• Exercise data:
--
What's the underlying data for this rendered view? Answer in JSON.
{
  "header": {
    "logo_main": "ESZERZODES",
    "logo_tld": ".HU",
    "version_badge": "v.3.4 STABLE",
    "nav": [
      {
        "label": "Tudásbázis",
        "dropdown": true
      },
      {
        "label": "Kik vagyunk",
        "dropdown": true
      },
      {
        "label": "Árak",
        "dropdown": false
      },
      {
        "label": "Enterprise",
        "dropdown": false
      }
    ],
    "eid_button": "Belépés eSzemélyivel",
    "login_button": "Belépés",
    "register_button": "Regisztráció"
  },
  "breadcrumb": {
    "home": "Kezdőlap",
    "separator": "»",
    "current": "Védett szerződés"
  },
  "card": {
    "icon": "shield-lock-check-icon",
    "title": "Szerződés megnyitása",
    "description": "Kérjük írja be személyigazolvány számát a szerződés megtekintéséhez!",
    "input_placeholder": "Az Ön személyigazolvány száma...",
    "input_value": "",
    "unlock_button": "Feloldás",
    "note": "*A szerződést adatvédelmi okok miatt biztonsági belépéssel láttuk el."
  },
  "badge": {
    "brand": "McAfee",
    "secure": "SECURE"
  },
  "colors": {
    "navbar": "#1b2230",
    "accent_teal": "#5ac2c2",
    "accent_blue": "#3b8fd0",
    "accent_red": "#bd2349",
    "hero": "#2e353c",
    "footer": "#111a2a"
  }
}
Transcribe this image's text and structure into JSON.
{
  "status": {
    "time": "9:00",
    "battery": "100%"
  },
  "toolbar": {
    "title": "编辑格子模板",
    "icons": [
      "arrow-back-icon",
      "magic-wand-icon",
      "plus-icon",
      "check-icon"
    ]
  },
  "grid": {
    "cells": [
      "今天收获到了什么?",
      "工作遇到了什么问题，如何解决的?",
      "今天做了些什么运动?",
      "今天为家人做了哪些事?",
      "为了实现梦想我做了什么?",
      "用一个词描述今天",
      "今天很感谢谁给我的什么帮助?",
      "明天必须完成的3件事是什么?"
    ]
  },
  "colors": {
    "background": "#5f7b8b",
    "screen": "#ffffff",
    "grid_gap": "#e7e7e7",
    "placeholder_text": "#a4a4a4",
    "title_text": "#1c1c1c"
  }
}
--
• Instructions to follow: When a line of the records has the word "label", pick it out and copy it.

• Completed task:
        "label": "Tudásbázis",
        "label": "Kik vagyunk",
        "label": "Árak",
        "label": "Enterprise",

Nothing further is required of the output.